I guess I feel like it’s kind of two problems – supply AND demand. You’re talking about influencing the suppliers . . . but I dunno. I feel like they need cash so desperately, that any discussion which starts out “would you consider limiting your income” is not going to be a HUGE success.
I mean, they wouldn’t be building large (and ugly) if they weren’t being constantly pressured to keep prices low. There are so many examples. One guide told me recently that he’s probably going to be fired by an agency because one of his tourists wrote a 2 page long complaint about him, because he forced her to “pay for her lunch, even though it was included in the tour.” Fact is, what was included was a packed lunch – which she got – but they stopped by a family who gave this woman fli (that crepe pie sort of thing that takes 3 hours to cook) and a bunch of other stuff – on TOP of the lunch she already had. The guide insisted she should leave 300 lek for the family (about 2 euro), and the woman was FURIOUS. I mean, that woman was clearly demented, but I hear it over and over again. Things like “well, your road isn’t asphalted, so we don’t think we should pay 10 euro to sleep here.” And then there are the people who just dicker for discounts cause it makes them feel clever. A Czech once told me we should make our prices higher so that we can always offer a discount, cause that’s what Czechs expect. In fact I remember a Czech on a bazillion dollar motorcycle, covered head to foot in leather (which I imagine is expensive?) shaking his head at me because I wouldn’t give him a 100 lek (50 cent) discount on his room – as if I were being completely unreasonable. And if it comes to THAT, I also remember Albanian employees of the EU Delegation throwing massive fits because they had to pay the VAT (sales tax).

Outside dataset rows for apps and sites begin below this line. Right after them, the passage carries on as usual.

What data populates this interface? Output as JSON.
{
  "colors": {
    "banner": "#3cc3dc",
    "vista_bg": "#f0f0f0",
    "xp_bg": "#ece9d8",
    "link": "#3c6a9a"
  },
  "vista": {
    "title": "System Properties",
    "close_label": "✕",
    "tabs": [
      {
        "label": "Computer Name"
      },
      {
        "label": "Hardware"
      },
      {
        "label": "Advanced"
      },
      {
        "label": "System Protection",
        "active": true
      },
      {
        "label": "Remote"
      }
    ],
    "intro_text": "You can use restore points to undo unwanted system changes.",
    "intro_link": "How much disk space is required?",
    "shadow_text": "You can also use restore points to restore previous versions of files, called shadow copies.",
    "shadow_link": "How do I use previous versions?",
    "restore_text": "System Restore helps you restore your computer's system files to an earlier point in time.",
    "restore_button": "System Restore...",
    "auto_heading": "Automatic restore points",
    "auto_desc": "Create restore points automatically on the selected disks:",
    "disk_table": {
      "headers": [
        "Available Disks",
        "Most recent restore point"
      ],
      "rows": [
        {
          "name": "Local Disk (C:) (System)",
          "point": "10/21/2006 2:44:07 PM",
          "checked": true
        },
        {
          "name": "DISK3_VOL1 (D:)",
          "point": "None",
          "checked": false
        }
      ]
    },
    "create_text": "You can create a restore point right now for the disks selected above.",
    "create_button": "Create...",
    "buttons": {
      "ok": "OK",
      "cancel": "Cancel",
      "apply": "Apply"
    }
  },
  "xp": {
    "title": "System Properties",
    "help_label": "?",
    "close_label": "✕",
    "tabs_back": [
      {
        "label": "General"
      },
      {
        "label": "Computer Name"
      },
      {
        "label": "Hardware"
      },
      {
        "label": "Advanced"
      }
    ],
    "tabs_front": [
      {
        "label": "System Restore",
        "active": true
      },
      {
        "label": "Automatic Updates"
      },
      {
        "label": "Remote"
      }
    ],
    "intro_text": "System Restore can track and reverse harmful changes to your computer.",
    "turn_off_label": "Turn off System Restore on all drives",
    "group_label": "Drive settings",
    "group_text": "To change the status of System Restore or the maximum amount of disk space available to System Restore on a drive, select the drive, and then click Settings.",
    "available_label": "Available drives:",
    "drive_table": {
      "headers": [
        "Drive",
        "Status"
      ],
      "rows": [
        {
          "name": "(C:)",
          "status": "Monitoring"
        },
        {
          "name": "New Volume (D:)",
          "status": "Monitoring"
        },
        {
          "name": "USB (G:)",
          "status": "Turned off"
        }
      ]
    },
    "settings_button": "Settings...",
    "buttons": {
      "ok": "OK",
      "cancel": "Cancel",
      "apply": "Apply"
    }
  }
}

In the face of all this constant whining and carping, I don’t imagine that the threat of becoming Venice (no matter how keenly *I* worry about that – and I do) will encourage people here to stand up for themselves. I’m afraid their response would be “We should be so lucky to have the problems of Venice.”
I DO like the Nepal example though (or just the other day someone was telling me that in Bhutan, you have to pay 200 euro just to BE there – nice!). I mean comparative or scaled pricing doesn’t work yet, because already, even with ridiculously low prices, locals couldn’t afford them anyhow (and the hotels couldn’t afford to operate on scaled LOWER prices) but some kind of universal explanation of why you should pay a reasonable price (and stop whining about it) is a good idea.